(YOUR INSTRUCTIONS):
An exact copy of every record is the expected answer.

(SUPPLIED DATA):
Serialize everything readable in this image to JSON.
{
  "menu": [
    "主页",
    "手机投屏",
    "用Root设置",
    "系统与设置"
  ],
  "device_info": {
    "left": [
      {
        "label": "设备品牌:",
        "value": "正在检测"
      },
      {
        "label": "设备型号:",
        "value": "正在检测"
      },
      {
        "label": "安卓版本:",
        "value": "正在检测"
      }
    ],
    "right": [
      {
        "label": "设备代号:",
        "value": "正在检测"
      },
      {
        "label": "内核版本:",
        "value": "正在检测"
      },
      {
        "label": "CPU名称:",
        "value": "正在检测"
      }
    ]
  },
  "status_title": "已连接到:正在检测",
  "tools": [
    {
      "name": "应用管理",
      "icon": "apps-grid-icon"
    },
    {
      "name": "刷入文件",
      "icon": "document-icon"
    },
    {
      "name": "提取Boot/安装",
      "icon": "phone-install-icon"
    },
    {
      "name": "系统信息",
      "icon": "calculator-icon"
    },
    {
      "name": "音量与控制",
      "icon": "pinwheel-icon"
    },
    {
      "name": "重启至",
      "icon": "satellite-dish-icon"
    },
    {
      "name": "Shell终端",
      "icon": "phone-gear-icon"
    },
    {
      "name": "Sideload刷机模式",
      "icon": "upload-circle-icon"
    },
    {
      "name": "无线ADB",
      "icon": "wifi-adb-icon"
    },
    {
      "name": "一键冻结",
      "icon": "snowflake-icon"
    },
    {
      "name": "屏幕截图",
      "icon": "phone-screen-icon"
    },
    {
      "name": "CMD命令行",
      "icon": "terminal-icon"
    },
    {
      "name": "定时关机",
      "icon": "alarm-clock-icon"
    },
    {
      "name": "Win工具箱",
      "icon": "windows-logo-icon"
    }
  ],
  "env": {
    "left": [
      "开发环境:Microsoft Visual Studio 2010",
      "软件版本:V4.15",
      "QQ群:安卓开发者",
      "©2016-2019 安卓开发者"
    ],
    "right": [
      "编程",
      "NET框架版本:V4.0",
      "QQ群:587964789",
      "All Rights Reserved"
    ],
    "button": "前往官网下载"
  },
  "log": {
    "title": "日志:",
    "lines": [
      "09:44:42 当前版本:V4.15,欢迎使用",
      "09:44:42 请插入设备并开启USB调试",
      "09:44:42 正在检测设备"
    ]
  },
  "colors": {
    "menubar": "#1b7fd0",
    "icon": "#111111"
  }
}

(FINAL ANSWER):
Serialize everything readable in this image to JSON.
{
  "menu": [
    "主页",
    "手机投屏",
    "用Root设置",
    "系统与设置"
  ],
  "device_info": {
    "left": [
      {
        "label": "设备品牌:",
        "value": "正在检测"
      },
      {
        "label": "设备型号:",
        "value": "正在检测"
      },
      {
        "label": "安卓版本:",
        "value": "正在检测"
      }
    ],
    "right": [
      {
        "label": "设备代号:",
        "value": "正在检测"
      },
      {
        "label": "内核版本:",
        "value": "正在检测"
      },
      {
        "label": "CPU名称:",
        "value": "正在检测"
      }
    ]
  },
  "status_title": "已连接到:正在检测",
  "tools": [
    {
      "name": "应用管理",
      "icon": "apps-grid-icon"
    },
    {
      "name": "刷入文件",
      "icon": "document-icon"
    },
    {
      "name": "提取Boot/安装",
      "icon": "phone-install-icon"
    },
    {
      "name": "系统信息",
      "icon": "calculator-icon"
    },
    {
      "name": "音量与控制",
      "icon": "pinwheel-icon"
    },
    {
      "name": "重启至",
      "icon": "satellite-dish-icon"
    },
    {
      "name": "Shell终端",
      "icon": "phone-gear-icon"
    },
    {
      "name": "Sideload刷机模式",
      "icon": "upload-circle-icon"
    },
    {
      "name": "无线ADB",
      "icon": "wifi-adb-icon"
    },
    {
      "name": "一键冻结",
      "icon": "snowflake-icon"
    },
    {
      "name": "屏幕截图",
      "icon": "phone-screen-icon"
    },
    {
      "name": "CMD命令行",
      "icon": "terminal-icon"
    },
    {
      "name": "定时关机",
      "icon": "alarm-clock-icon"
    },
    {
      "name": "Win工具箱",
      "icon": "windows-logo-icon"
    }
  ],
  "env": {
    "left": [
      "开发环境:Microsoft Visual Studio 2010",
      "软件版本:V4.15",
      "QQ群:安卓开发者",
      "©2016-2019 安卓开发者"
    ],
    "right": [
      "编程",
      "NET框架版本:V4.0",
      "QQ群:587964789",
      "All Rights Reserved"
    ],
    "button": "前往官网下载"
  },
  "log": {
    "title": "日志:",
    "lines": [
      "09:44:42 当前版本:V4.15,欢迎使用",
      "09:44:42 请插入设备并开启USB调试",
      "09:44:42 正在检测设备"
    ]
  },
  "colors": {
    "menubar": "#1b7fd0",
    "icon": "#111111"
  }
}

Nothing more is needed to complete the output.